“Danger! Danger, Will Robinson!” What science fiction fan isn’t familiar with this warning cry, or the whirli-gigging robot that shouted it? The Lost in Space robot was a real scene stealer, able to glide effortlessly between Robinson’s spaceship, the vacuum of outer space, and the atmosphere of yet another alien planet without any ill effects. He was a machine. Humans are much more fragile, so the Robinson had to wear pressurized space suits for protection. These suits were pressurized containers for their bodies. Even the smallest leak in a space suit would prove disastrous. In outer space, the big rip in a suit would result in a sudden loss of pressure and expose the wearer’s body to vacuum. The vacuum would rapidly suck all of the oxygen out of the lungs and bloodstream and death would come quickly. On an alien planet with a poisonous atmosphere, the poisonous gases could leak into the suit through the rip. Back here on Earth, leaks in pressurized containers can be just as deadly.

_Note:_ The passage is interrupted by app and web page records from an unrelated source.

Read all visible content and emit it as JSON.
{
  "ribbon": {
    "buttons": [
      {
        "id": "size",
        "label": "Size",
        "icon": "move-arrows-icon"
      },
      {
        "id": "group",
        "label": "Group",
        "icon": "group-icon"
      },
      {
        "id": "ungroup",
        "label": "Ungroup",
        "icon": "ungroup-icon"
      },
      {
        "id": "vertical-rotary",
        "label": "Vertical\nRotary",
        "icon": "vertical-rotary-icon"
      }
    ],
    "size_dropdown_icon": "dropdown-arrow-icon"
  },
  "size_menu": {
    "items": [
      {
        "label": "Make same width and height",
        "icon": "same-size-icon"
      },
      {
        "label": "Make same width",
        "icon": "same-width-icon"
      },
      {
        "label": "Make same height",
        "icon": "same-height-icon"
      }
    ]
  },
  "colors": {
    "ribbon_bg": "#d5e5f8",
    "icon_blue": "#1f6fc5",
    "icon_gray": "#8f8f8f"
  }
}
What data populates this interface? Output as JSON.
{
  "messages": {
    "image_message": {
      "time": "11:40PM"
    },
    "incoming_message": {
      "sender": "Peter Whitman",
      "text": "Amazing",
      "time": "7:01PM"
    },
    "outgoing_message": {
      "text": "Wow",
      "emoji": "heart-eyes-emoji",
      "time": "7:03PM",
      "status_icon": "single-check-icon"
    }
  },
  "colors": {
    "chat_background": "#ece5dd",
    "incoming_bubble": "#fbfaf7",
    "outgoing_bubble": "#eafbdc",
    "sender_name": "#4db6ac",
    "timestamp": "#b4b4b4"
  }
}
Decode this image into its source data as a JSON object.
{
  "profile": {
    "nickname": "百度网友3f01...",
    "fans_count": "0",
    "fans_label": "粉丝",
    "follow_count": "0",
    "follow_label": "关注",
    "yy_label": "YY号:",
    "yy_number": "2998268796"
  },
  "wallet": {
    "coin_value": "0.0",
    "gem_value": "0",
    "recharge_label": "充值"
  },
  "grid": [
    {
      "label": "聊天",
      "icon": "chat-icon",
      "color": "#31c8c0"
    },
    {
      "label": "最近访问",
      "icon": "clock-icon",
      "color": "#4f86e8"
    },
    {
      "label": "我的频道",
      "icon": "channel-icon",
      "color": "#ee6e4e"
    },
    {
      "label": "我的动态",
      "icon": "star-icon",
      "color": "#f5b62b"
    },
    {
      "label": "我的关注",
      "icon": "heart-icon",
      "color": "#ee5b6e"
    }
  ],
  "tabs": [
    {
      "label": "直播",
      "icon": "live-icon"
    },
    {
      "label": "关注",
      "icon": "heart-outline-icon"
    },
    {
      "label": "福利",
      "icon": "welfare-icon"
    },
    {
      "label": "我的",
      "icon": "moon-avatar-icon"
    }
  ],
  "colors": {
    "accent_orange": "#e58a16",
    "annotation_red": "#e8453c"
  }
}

A few weeks ago we discussed pressurized containers, otherwise known as pressure vessels, and how they are no stronger than their weakest point. We were also familiarized with the Boyle-Charles Law and the way it can be used to predict how heat increases the pressure of gas within a sealed pressure vessel. In today’s article we’ll discuss some safety concerns, as when a pressure vessel fails and begins to leak.
Pressurized vessels can pose a danger for various reasons. Suppose for instance that the substance leaking from it is flammable or toxic. An example would be when propane gas leaking from a storage tank mixes with air surrounding the tank. This can create an explosive mixture, readily ignited by static electricity or a nearby ignition source, such as a spark from a worker’s tool. When a toxic substance is released by a leak into an occupied area, it can be inhaled or come into contact with skin eyes, nose, and mouth, where it can enter the body and injure or kill.
It might be obvious that toxic, flammable substances can prove threatening, but it is not quite as obvious that some nontoxic, nonflammable substances can be just as dangerous. For example, a substance can be heavier than air, and as it leaks out of the pressure vessel, it will roll along the floor, sinking into adjacent low spots such as basements and tunnels. This substance would then displace the air, creating a suffocation hazard for anyone who is unlucky enough to be there.
Perhaps the most obvious source of danger posed by a pressurized vessel is when its contents rapidly and violently discharge. This scenario presents the same hazards mentioned above, coupled with dangers associated with flying objects and shock waves. For example, if a pressure vessel is not securely held in place and it fails, the rapid release of its contents could literally turn it into a missile careening out of control.
I happened to be in close proximity to one of these “unintentional flying objects” one day. The valve broke off an unsecured pressurized gas cylinder of the type that welders use. Its gas escaped with sufficient force to cause the cylinder to fly across a concrete floor and crash through a cinderblock wall. The violent and rapid release of a pressure vessel’s contents also has the potential to create shock waves strong enough to move heavy objects and people, capable of catapulting them through the air.
So it’s obvious then that the release of substances from a failed pressure vessel can lead to serious problems, but are there ways to prevent these failures from happening? Yes, there are. We’ll discuss that subject in my next installment where we will discuss, among other things, “overpressure devices.”